A new report from Imperial College London looks at what measures are required to reduce CO2 emissions and limit the extent of man-made climate change.
Human activities like shipping, construction and industry are increasing the concentration of CO2 entering the atmosphere, which research has overwhelmingly shown is heating the planet and changing our climate.
Many studies, including those by the International Energy Agency, suggest that global CO2 emissions are set to pass 50 Giga-tonnes per year by 2050 if there is no further action by governments to reduce them over the coming years.
Now researchers at Imperial have considered what technologies and interventions are required to limit these global CO2 emissions from human activity to 15 Giga-tonnes per year by 2050, a level that many studies show could help to limit global warming to around two degrees Celsius above pre-industrial levels.
Their report concludes that reaching this target will cost $2 trillion per year by 2050, which is about one per cent of the world’s GDP in 2050, and considerably less than this if fossil fuel prices increase with time.
It will require a broad range of low-carbon technologies to be implemented across several sectors of the economy – power, industry, buildings and transport.
Report author, Professor Nilay Shah from the Department of Chemical Engineering at Imperial said: “A fundamental step will be making the power sector emit very low levels of carbon by deploying renewables, nuclear and carbon capture and storage technologies.”
The report also requires that industrial manufacturing processes, building heating systems and transport must become increasingly powered by low-carbon electricity, and that all sectors redouble efforts to become energy efficient.
“Although the transition set out in the report is likely to prove challenging, it is achievable if governments increase their actions now,” added Professor Shah.
The report was launched on 17 September, by scientists at Imperial’s Grantham Institute for Climate Change and Energy Futures Lab.
Speaking at Imperial on Tuesday, Dr Halldór Thorgeirsson, Director of Implementation Strategy at the UNFCCC, which leads the international climate negotiations, welcomed the report.
He stressed the need for governments to agree about reducing global greenhouse gas emissions at the UN climate negotiations meeting (COP 21) in Paris in 2015, saying:

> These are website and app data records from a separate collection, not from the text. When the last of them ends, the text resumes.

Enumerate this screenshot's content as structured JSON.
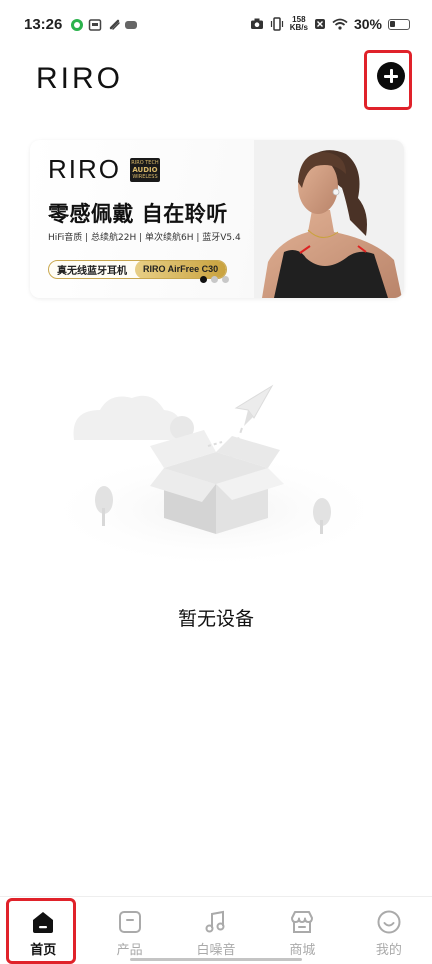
{
  "status_bar": {
    "time": "13:26",
    "net_speed_value": "158",
    "net_speed_unit": "KB/s",
    "battery": "30%"
  },
  "header": {
    "brand": "RIRO",
    "add_icon": "plus-circle-icon"
  },
  "banner": {
    "logo": "RIRO",
    "badge_top": "RIRO TECH",
    "badge_mid": "AUDIO",
    "badge_bottom": "WIRELESS",
    "headline": "零感佩戴 自在聆听",
    "specs": "HiFi音质 | 总续航22H | 单次续航6H | 蓝牙V5.4",
    "pill_label": "真无线蓝牙耳机",
    "pill_product": "RIRO AirFree C30",
    "slide_active": 1,
    "slide_count": 3
  },
  "empty_state": {
    "message": "暂无设备",
    "icon": "empty-box-icon"
  },
  "bottom_nav": {
    "items": [
      {
        "label": "首页",
        "icon": "home-icon",
        "active": true
      },
      {
        "label": "产品",
        "icon": "product-icon",
        "active": false
      },
      {
        "label": "白噪音",
        "icon": "music-note-icon",
        "active": false
      },
      {
        "label": "商城",
        "icon": "store-icon",
        "active": false
      },
      {
        "label": "我的",
        "icon": "profile-icon",
        "active": false
      }
    ]
  },
  "colors": {
    "accent_highlight": "#e0222a",
    "gold": "#c9a23e",
    "inactive": "#aaaaaa"
  }
}
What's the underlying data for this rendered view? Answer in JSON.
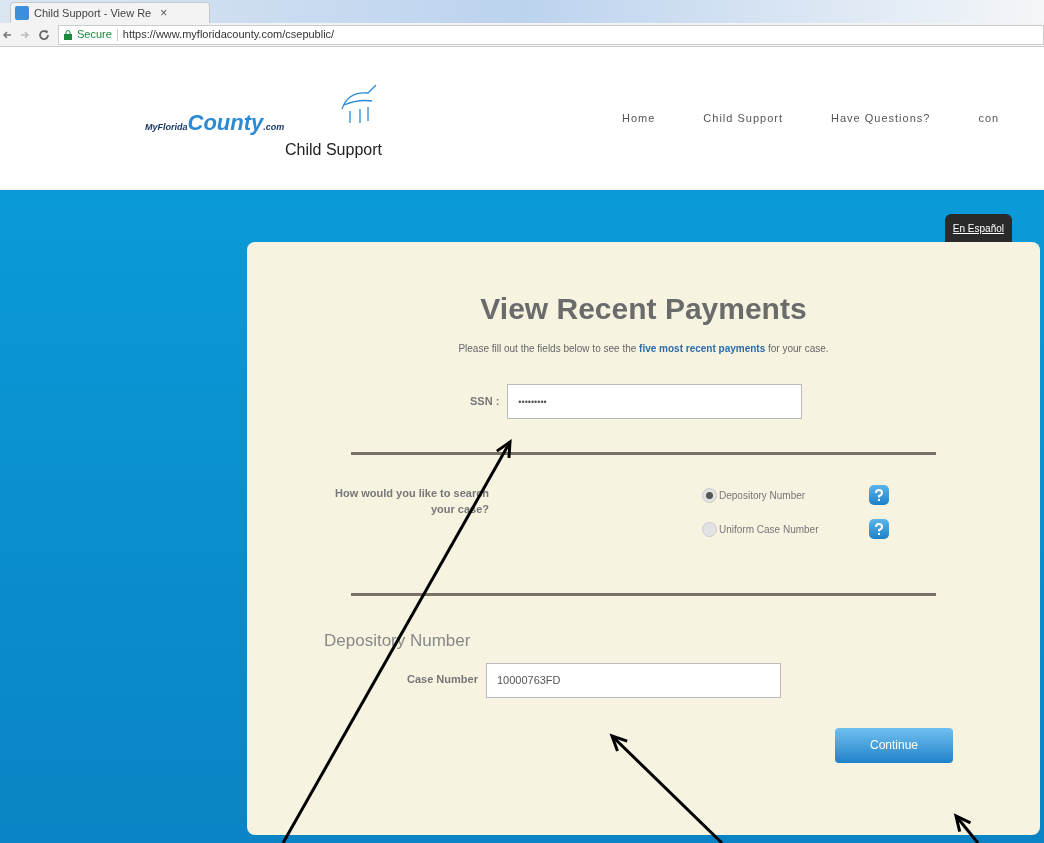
{
  "browser": {
    "tab_title": "Child Support - View Re",
    "tab_close": "×",
    "secure_label": "Secure",
    "url": "https://www.myfloridacounty.com/csepublic/"
  },
  "header": {
    "logo": {
      "prefix": "MyFlorida",
      "main": "County",
      "suffix": ".com",
      "subtitle": "Child Support"
    },
    "nav": [
      "Home",
      "Child Support",
      "Have Questions?",
      "con"
    ]
  },
  "language_link": "En Español",
  "form": {
    "title": "View Recent Payments",
    "intro": "Please fill out the fields below to see the **five most recent payments** for your case.",
    "ssn": {
      "label": "SSN :",
      "value": "•••••••••"
    },
    "search_question": "How would you like to search your case?",
    "search_options": [
      {
        "label": "Depository Number",
        "selected": true
      },
      {
        "label": "Uniform Case Number",
        "selected": false
      }
    ],
    "section_title": "Depository Number",
    "case_number": {
      "label": "Case Number",
      "value": "10000763FD"
    },
    "continue_button": "Continue"
  },
  "annotations": [
    {
      "kind": "arrow"
    },
    {
      "kind": "arrow"
    },
    {
      "kind": "arrow"
    }
  ]
}
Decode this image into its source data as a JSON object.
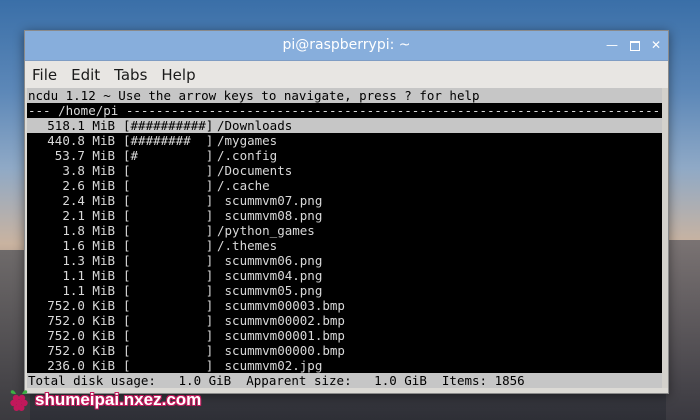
{
  "window": {
    "title": "pi@raspberrypi: ~"
  },
  "menu": [
    "File",
    "Edit",
    "Tabs",
    "Help"
  ],
  "ncdu": {
    "header": "ncdu 1.12 ~ Use the arrow keys to navigate, press ? for help",
    "path_line": "--- /home/pi ----------------------------------------------------------------------------",
    "rows": [
      {
        "size": "518.1 MiB",
        "bar": "[##########]",
        "name": "/Downloads",
        "selected": true
      },
      {
        "size": "440.8 MiB",
        "bar": "[########  ]",
        "name": "/mygames"
      },
      {
        "size": "53.7 MiB",
        "bar": "[#         ]",
        "name": "/.config"
      },
      {
        "size": "3.8 MiB",
        "bar": "[          ]",
        "name": "/Documents"
      },
      {
        "size": "2.6 MiB",
        "bar": "[          ]",
        "name": "/.cache"
      },
      {
        "size": "2.4 MiB",
        "bar": "[          ]",
        "name": " scummvm07.png"
      },
      {
        "size": "2.1 MiB",
        "bar": "[          ]",
        "name": " scummvm08.png"
      },
      {
        "size": "1.8 MiB",
        "bar": "[          ]",
        "name": "/python_games"
      },
      {
        "size": "1.6 MiB",
        "bar": "[          ]",
        "name": "/.themes"
      },
      {
        "size": "1.3 MiB",
        "bar": "[          ]",
        "name": " scummvm06.png"
      },
      {
        "size": "1.1 MiB",
        "bar": "[          ]",
        "name": " scummvm04.png"
      },
      {
        "size": "1.1 MiB",
        "bar": "[          ]",
        "name": " scummvm05.png"
      },
      {
        "size": "752.0 KiB",
        "bar": "[          ]",
        "name": " scummvm00003.bmp"
      },
      {
        "size": "752.0 KiB",
        "bar": "[          ]",
        "name": " scummvm00002.bmp"
      },
      {
        "size": "752.0 KiB",
        "bar": "[          ]",
        "name": " scummvm00001.bmp"
      },
      {
        "size": "752.0 KiB",
        "bar": "[          ]",
        "name": " scummvm00000.bmp"
      },
      {
        "size": "236.0 KiB",
        "bar": "[          ]",
        "name": " scummvm02.jpg"
      }
    ],
    "footer": "Total disk usage:   1.0 GiB  Apparent size:   1.0 GiB  Items: 1856"
  },
  "watermark": {
    "text": "shumeipai.nxez.com"
  },
  "colors": {
    "titlebar": "#87aedc",
    "terminal_bg": "#000000",
    "highlight": "#c6c6c6",
    "watermark_outline": "#c2185b"
  },
  "icons": {
    "minimize": "minimize-icon",
    "maximize": "maximize-icon",
    "close": "close-icon",
    "logo": "raspberry-logo"
  }
}
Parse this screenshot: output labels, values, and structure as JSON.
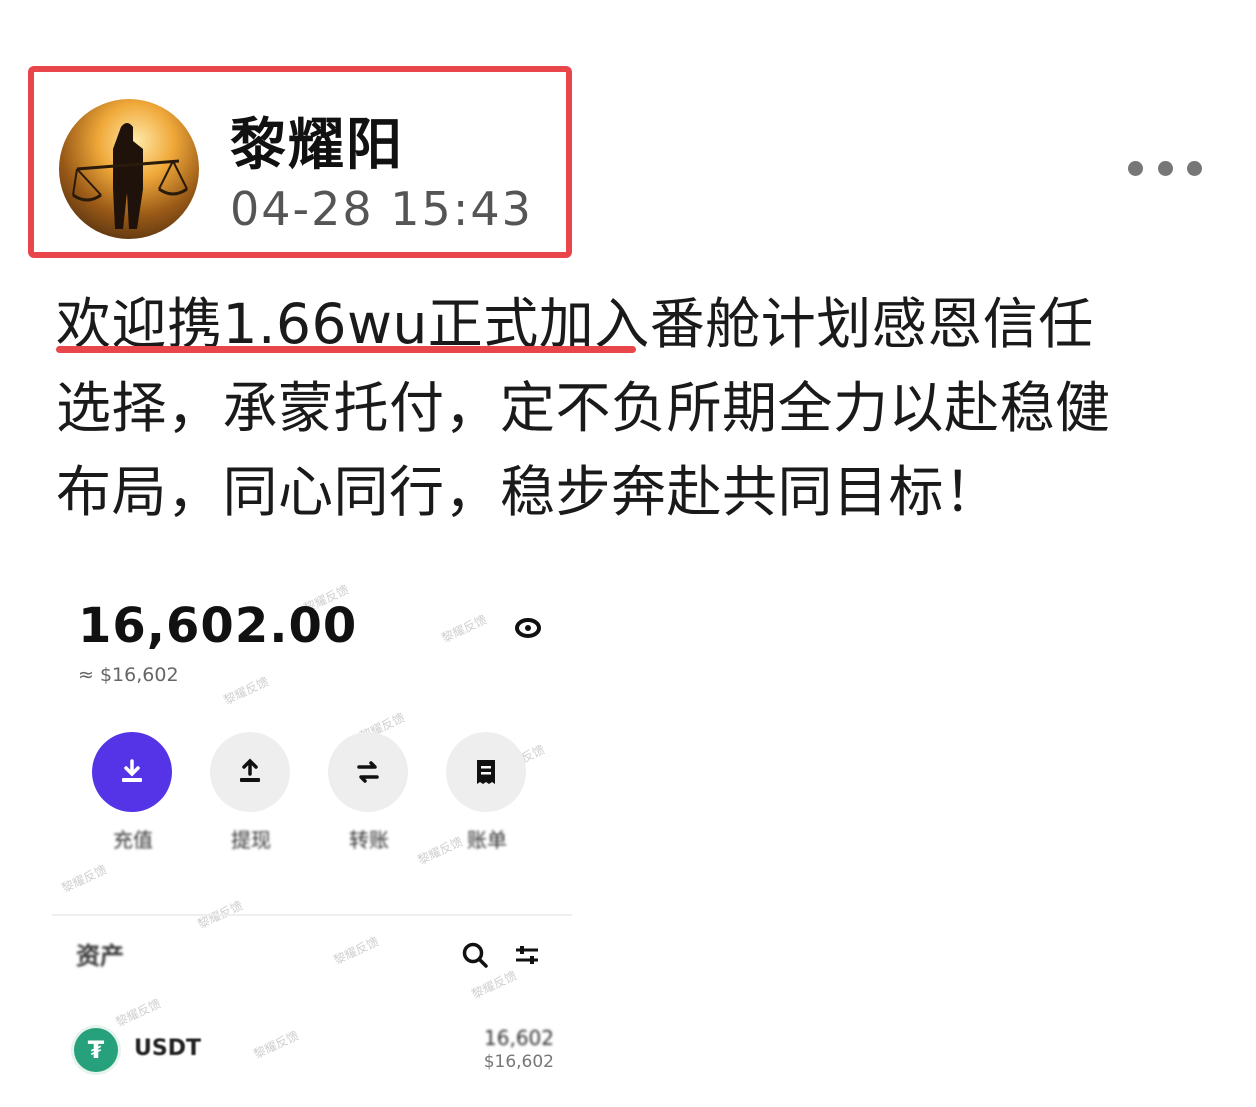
{
  "post": {
    "author": "黎耀阳",
    "time": "04-28 15:43",
    "text": "欢迎携1.66wu正式加入番舱计划感恩信任选择，承蒙托付，定不负所期全力以赴稳健布局，同心同行，稳步奔赴共同目标！"
  },
  "wallet": {
    "balance": "16,602.00",
    "approx_usd": "≈ $16,602",
    "actions": [
      {
        "label": "充值",
        "icon": "deposit-icon"
      },
      {
        "label": "提现",
        "icon": "withdraw-icon"
      },
      {
        "label": "转账",
        "icon": "transfer-icon"
      },
      {
        "label": "账单",
        "icon": "bill-icon"
      }
    ],
    "assets_title": "资产",
    "asset": {
      "name": "USDT",
      "amount": "16,602",
      "usd": "$16,602"
    },
    "watermark": "黎耀反馈"
  },
  "colors": {
    "highlight_red": "#e8464b",
    "primary_purple": "#5534e8",
    "usdt_green": "#26a17b"
  }
}
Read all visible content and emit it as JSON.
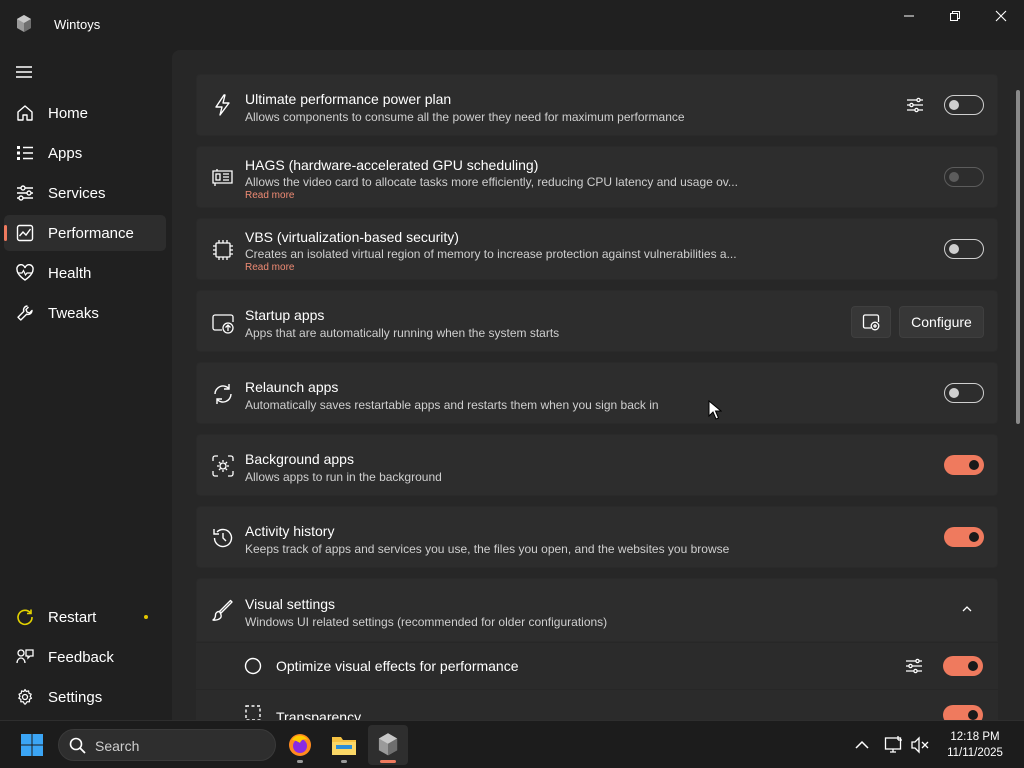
{
  "app": {
    "title": "Wintoys"
  },
  "nav": {
    "items": [
      {
        "label": "Home",
        "icon": "home-icon"
      },
      {
        "label": "Apps",
        "icon": "apps-list-icon"
      },
      {
        "label": "Services",
        "icon": "services-icon"
      },
      {
        "label": "Performance",
        "icon": "performance-icon",
        "selected": true
      },
      {
        "label": "Health",
        "icon": "health-icon"
      },
      {
        "label": "Tweaks",
        "icon": "wrench-icon"
      }
    ],
    "footer": [
      {
        "label": "Restart",
        "icon": "restart-icon",
        "badge": "dot"
      },
      {
        "label": "Feedback",
        "icon": "feedback-icon"
      },
      {
        "label": "Settings",
        "icon": "gear-icon"
      }
    ]
  },
  "settings": [
    {
      "title": "Ultimate performance power plan",
      "desc": "Allows components to consume all the power they need for maximum performance",
      "toggle": "off",
      "has_tune": true
    },
    {
      "title": "HAGS (hardware-accelerated GPU scheduling)",
      "desc": "Allows the video card to allocate tasks more efficiently, reducing CPU latency and usage ov...",
      "link": "Read more",
      "toggle": "disabled"
    },
    {
      "title": "VBS (virtualization-based security)",
      "desc": "Creates an isolated virtual region of memory to increase protection against vulnerabilities a...",
      "link": "Read more",
      "toggle": "off"
    },
    {
      "title": "Startup apps",
      "desc": "Apps that are automatically running when the system starts",
      "button": "Configure"
    },
    {
      "title": "Relaunch apps",
      "desc": "Automatically saves restartable apps and restarts them when you sign back in",
      "toggle": "off"
    },
    {
      "title": "Background apps",
      "desc": "Allows apps to run in the background",
      "toggle": "on"
    },
    {
      "title": "Activity history",
      "desc": "Keeps track of apps and services you use, the files you open, and the websites you browse",
      "toggle": "on"
    },
    {
      "title": "Visual settings",
      "desc": "Windows UI related settings (recommended for older configurations)",
      "expanded": true
    }
  ],
  "visual_sub": [
    {
      "title": "Optimize visual effects for performance",
      "toggle": "on",
      "has_tune": true
    },
    {
      "title": "Transparency",
      "toggle": "on"
    }
  ],
  "taskbar": {
    "search_placeholder": "Search",
    "time": "12:18 PM",
    "date": "11/11/2025"
  },
  "colors": {
    "accent": "#ef7a5e",
    "background": "#202020",
    "card": "#2d2d2d"
  }
}
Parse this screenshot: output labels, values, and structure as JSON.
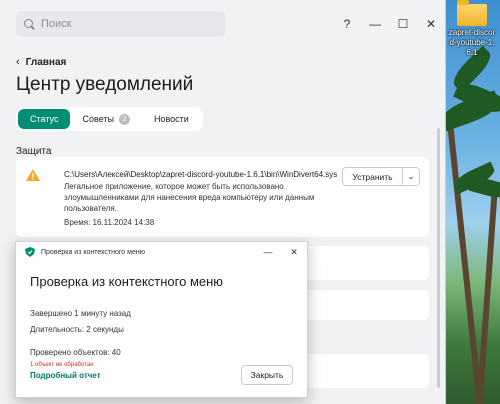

“It is promising that leadership is increasingly coming from developing countries and from non-state organisations such as businesses, however we are worryingly on course to cause 4 degrees or more of global warming and there is clearly a need for a step change in behaviour from all governments.”
Both Dr Thorgeirsson and Professor Shah stressed that there is no silver bullet when it comes to addressing climate change.
“It will require concerted action from all countries and investment in a wide range of technologies to reduce emissions and limit the impacts of climate change.” said Professor Shah.
The key findings from the study are:
- If historic trends in energy usage continue, global CO2 emissions are likely to increase to around 50 Giga tonnes per year by 2050, and the global use of fossil fuels will increase by 50 per cent compared to current levels.
- It is technically possible to reduce CO2 emissions to the required 15 Giga tonnes per year if all countries make the transition to low-carbon societies.
- It will cost about one per cent of global GDP per year (approximately $2 trillion) by 2050 to make the required reductions, and could cost significantly less depending on the future price of fossil fuels.
- Renewables, nuclear and carbon capture and storage will play a central role in making the electricity sector nearly carbon neutral.
- Emissions from the industry, buildings and transport sectors will be reduced through increased electrification, programmes to improve energy efficiency and replacing fossil fuels with bio-fuels.
- It will be possible to achieve a 30 per cent improvement in energy efficiency by end users by 2050.
- Fossil fuel demand must be reduced by almost 40 per cent in 2050, compared to current consumption.
- Every country makes a significant contribution to the overall achievement of the low-carbon transition.